By this time the NFL had fully pivoted into receiver-heavy drafting, with four wideouts in the top 12 and six in the first round. Ohio State stars Chris Olave and Garrett Wilson have had the best of it through two years, though we wonder how much they've been hurt by spotty quarterback play. Drake London has the same complaint.

Jameson Williams is still waiting for one healthy and clean season; maybe that will come in 2024. Treylon Burks looks like a first-round bust.

Some wideouts outside the first round have been heard from, though Christian Watson and Jahan Dotson were better as rookies.

Wilson (WR21) nudged out Olave (WR23) in the freshman year, setting off a five-year period that will see me overpay for Wilson every summer. Watson charted WR25, Pickens was WR30, London finished WR38 and Dotson was the WR41. A solid year for the new kids.

Four wideouts landed in the first round, though the clubs took their time: Jaxon Smith-Njigba, Quentin Johnston, Zay Flowers and Jordan Addison went in a four-pack at Picks 20-23. Four more wideouts went in Round 2, spotlighted by Jayden Reed and Marvin Mims. And there were two enormous sleepers to come: Tank Dell in Round 3 and Puka Nacua in Round 5.

Nacua charted WR5 and was the waiver wire god of the season. Reed (WR18), Addison (WR19), Rice (WR27) and Flowers (WR30) justified their roster spots. Dell was the WR37 despite missing six games; man, Houston was a fun team last year.

On the downside, JSN was a disappointing rookie (WR51) and we're already wondering if Johnston (WR78) is a bust.

If we survey the rookie receiver production from 2014 through 2023, we see 44 years with 100 points or more. Here's how it breaks down by round:

Round 1: 20 players

Round 2: 13 players

Round 3: 5 players (John Brown missed by one point)

Round 4: 3 players

Round 5: 3 players

I can't say definitively that a Nacua or St. Brown isn't hiding in 2024, but that's certainly not the way to bet.

If we broadly define a rookie "hit" as 100 or more points, and a rookie "miss" as fewer than 100 points, here's the rookie hit rate by round.

Round 1: about 50%

Round 2: about 25%

Round 3: about 15%

After Round 3: you're playing the lotto

Although the first round has the highest hit rate, the 10 best rookie seasons over this survey have an interesting dispersion.

First Round: 4 players

Second Round: 4 players

Fifth Round: 2 players, Hill and Nacua

But perhaps that's a game of arbitrary endpoints.
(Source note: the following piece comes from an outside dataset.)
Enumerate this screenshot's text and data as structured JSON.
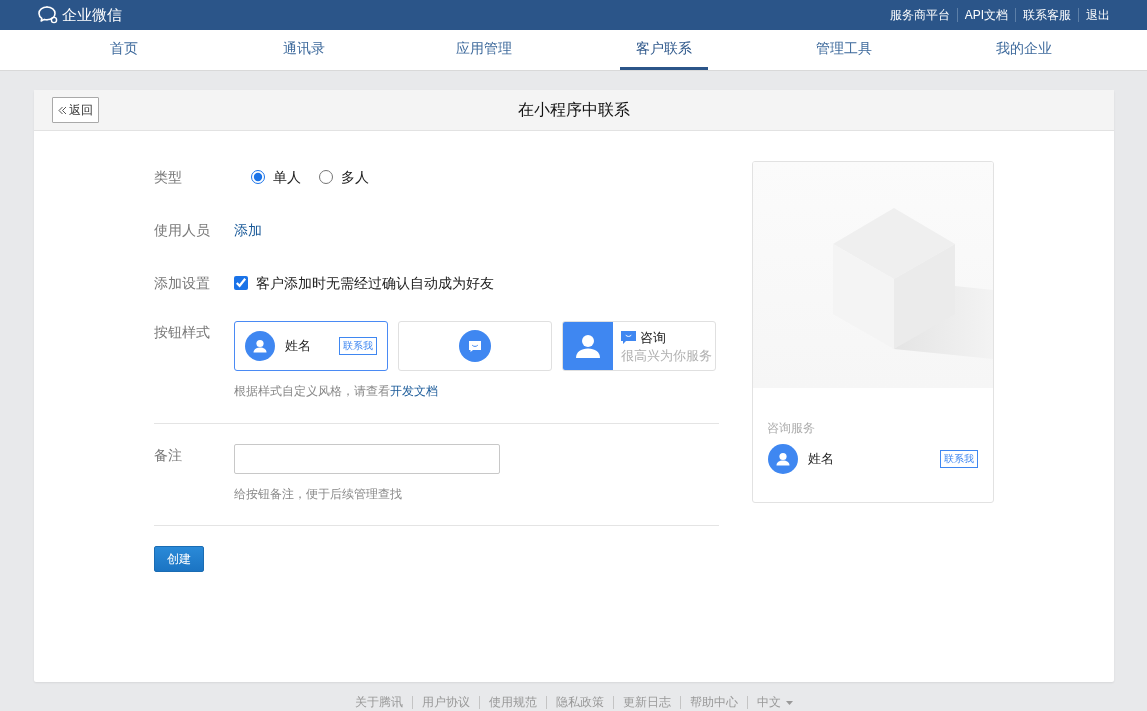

WRs 11-16 are all first-round picks.

Let's pivot to the present. Looking at the rookie class of 2024, here's how I'm initially viewing them for fantasy 2024, using the traffic-light grading system:

  • Marvin Harrison Jr. — Green Light (though his ADP has helium written all over it)

  • Malik Nabers — Yellow Light (can Brian Daboll coach up Daniel Jones again?)

  • Rome Odunze — Yellow Light (fantastic skills but lots of competition for the ball)

  • Brian Thomas Jr. — Yellow Light (open to it turning green this summer)

  • Xavier Worthy — Yellow Light (but he might be redundant with Hollywood Brown around, at least for one year)

  • Ricky Pearsall — Red Light (crowded room, will probably need a year)

  • Xavier Legette — Red Light (but maybe Dave Canales is a miracle worker)

  • Keon Coleman — Yellow Light (not a separator but has contested-catch skills and there's a target need)

  • Ladd McConkey — Yellow Light (could easily lead this team in targets)

  • Ja'Lynn Polk — Red Light (uncertain QB play and teammate Javon Baker might be more interesting)

Anyone I didn't mention? I'll try to be open-minded all summer. Puka Nacua says that's important.